I was able to discuss their loss with some of the students in a personal discussion at the end of the summit. They described to me what it was like for their first day back to school. What I heard made my jaw drop open in shock and disbelief. The student body was told they could not talk about or discuss the loss of their classmate-- or there would be consequences.
An email had been sent out to parents, who were to explain the ban to their sons and daughters. They could not wear bracelets or T-shirts to commemorate the life of their classmate nor would they be allowed to hold a memorial. One girl's shy sister "got caught" confiding to a friend of hers (about the lost classmate) and was reprimanded by her teacher. The students were told they could not even murmur the name of their lost classmate. As the students talked to me, their pain and confusion were evident on their young faces.

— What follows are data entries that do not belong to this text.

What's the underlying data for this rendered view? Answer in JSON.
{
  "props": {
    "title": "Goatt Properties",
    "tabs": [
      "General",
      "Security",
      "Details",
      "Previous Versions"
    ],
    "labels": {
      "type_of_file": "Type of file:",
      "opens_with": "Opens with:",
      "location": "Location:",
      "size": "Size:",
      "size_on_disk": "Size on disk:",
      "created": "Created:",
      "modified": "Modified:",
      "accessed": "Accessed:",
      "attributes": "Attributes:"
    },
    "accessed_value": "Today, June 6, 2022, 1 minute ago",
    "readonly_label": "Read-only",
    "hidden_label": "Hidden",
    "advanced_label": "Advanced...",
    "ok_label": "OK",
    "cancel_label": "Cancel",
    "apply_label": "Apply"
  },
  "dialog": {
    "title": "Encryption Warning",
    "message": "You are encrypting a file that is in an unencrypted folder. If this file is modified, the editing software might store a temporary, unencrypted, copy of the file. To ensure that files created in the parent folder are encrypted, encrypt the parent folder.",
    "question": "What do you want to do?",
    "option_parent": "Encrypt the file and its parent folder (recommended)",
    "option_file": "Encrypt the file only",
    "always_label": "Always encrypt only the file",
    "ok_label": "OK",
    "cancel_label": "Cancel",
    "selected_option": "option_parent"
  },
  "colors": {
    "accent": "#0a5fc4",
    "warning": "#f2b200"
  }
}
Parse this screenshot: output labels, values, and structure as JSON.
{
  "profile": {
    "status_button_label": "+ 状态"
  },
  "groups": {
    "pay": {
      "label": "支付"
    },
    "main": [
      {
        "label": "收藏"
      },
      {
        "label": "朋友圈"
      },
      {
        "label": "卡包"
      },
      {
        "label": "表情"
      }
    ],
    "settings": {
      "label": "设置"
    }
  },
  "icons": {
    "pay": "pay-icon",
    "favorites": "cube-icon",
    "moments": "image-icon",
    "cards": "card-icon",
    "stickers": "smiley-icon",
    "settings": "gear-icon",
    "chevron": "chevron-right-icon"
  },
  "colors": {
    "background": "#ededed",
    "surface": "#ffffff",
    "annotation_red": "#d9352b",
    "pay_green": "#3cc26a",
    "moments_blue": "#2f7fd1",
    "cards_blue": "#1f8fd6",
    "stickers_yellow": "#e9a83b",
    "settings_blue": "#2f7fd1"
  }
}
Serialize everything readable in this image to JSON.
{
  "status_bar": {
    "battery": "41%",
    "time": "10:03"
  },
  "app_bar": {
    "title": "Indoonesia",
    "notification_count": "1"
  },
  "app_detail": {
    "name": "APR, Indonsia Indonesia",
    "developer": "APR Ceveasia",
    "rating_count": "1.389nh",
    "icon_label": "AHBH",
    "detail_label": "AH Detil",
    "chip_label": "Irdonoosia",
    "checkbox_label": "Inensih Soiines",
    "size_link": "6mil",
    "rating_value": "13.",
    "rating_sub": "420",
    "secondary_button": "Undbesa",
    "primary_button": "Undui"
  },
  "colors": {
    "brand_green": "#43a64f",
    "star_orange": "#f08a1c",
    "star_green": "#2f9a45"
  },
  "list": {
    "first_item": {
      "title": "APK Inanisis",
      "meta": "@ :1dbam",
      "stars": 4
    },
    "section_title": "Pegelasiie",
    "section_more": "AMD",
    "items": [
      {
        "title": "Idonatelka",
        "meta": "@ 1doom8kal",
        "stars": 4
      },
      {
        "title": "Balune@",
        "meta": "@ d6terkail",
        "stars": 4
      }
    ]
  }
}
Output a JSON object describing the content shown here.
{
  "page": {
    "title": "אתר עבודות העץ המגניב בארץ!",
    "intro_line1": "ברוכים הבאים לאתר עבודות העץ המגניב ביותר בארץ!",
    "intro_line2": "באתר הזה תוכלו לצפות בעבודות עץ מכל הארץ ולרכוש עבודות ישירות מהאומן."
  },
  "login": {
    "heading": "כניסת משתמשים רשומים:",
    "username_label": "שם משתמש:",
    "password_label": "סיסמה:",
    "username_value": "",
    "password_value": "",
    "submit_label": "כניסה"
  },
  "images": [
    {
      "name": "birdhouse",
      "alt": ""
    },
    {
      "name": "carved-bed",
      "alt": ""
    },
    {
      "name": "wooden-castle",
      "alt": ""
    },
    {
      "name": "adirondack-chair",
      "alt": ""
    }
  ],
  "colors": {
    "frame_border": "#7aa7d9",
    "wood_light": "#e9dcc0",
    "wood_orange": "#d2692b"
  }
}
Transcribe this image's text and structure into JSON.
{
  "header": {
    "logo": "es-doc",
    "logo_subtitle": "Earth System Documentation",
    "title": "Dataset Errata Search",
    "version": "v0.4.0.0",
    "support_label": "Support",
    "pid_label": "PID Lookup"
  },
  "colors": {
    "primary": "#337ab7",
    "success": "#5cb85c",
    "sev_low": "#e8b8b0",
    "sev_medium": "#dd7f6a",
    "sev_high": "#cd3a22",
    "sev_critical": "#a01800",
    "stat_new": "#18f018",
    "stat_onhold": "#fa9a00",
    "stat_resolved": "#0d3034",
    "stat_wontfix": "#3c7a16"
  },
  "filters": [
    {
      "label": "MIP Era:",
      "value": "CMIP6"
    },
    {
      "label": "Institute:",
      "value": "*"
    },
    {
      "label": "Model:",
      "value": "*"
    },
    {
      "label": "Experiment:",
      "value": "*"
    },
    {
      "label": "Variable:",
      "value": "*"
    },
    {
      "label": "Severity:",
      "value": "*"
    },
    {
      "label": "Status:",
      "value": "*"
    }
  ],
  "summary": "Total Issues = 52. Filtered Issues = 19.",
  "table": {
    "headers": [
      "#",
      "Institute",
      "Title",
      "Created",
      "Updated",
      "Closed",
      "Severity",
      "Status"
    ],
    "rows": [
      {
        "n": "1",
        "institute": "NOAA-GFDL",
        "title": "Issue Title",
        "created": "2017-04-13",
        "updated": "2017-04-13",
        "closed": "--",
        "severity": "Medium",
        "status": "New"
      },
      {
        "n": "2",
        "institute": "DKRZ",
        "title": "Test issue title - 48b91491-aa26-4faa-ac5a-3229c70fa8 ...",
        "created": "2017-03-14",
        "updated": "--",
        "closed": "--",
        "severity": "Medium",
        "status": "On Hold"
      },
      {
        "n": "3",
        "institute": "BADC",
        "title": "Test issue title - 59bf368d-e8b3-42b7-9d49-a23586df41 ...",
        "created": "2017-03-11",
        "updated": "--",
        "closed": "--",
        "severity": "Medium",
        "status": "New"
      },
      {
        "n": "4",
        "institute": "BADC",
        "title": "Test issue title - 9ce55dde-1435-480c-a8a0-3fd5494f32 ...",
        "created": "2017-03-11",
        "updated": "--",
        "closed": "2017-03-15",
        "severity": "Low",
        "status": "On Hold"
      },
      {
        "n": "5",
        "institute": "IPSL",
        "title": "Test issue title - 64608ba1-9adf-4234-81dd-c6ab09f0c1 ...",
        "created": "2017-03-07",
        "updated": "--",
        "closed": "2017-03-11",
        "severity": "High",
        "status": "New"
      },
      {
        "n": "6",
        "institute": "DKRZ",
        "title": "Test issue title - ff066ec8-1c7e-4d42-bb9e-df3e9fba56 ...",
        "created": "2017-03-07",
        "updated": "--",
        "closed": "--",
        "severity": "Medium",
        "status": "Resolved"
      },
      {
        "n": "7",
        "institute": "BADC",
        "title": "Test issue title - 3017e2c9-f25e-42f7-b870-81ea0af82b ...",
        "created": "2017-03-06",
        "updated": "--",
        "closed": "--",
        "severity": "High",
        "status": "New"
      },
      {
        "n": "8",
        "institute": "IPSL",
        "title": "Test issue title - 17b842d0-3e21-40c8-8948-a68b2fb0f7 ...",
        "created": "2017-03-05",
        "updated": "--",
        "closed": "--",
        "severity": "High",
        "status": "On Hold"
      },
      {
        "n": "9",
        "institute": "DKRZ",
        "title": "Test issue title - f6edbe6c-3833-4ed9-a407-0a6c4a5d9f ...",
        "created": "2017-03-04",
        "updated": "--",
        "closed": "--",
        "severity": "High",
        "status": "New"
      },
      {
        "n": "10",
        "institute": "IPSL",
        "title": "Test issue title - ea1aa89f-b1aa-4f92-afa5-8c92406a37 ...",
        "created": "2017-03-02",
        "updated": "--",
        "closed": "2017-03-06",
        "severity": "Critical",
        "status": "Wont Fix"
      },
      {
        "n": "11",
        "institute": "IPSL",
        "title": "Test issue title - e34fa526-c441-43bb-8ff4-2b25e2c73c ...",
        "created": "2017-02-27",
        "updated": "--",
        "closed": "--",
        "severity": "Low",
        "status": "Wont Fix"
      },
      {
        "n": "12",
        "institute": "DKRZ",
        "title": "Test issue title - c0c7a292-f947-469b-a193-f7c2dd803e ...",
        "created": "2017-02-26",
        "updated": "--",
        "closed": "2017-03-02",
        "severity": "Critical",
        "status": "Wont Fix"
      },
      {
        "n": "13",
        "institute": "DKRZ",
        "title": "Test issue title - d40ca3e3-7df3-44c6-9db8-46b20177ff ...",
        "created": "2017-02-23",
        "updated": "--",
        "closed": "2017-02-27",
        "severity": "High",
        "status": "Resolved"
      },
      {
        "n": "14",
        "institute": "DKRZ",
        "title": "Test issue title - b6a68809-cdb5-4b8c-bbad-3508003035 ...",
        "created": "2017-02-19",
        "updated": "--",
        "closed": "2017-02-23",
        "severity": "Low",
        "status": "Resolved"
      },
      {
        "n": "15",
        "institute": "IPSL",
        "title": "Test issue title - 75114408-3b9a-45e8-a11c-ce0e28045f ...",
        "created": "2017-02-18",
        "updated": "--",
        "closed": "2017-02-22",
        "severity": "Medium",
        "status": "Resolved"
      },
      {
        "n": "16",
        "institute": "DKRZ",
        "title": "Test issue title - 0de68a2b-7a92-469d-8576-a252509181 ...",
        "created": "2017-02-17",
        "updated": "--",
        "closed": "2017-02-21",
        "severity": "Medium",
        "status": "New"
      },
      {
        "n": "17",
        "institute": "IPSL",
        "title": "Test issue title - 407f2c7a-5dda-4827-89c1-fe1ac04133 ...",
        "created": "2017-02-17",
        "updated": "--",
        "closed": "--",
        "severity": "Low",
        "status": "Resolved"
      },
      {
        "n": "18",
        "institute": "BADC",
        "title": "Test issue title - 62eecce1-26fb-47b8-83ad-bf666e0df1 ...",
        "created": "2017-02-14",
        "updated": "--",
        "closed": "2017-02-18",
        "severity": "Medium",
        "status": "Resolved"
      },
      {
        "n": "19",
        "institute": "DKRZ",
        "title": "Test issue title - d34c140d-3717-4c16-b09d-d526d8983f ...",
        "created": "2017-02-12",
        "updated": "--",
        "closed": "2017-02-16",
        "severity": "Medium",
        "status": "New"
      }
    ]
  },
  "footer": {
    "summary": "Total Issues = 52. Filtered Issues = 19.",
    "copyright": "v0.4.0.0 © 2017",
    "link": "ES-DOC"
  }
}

It was mentioned that maybe the ban was because the teachers were not trained on the topic. But really, how much training is needed to merely listen? That's really all they needed. To be heard. To be allowed to grieve. Together.
At the summit, we discussed the stigma of death by suicide. We discussed how isolation is one of the contributing factors. Then when Century High School had the opportunity to guide these students through this very personal tragedy-the adults blew it. Instead, they created isolation themselves. The big secret. The forbidden S word. Empowering it to hurt even deeper-- those suffering so great a loss already.
The folly of the ban became horrendously clear when during the last class period, one particular student did not reply, "Here." when his name was called. And all of the students were just too scared to say anything because they had been warned to keep quiet... about the classmate of theirs who was not coming back. Ever.
Stich lives in Fargo.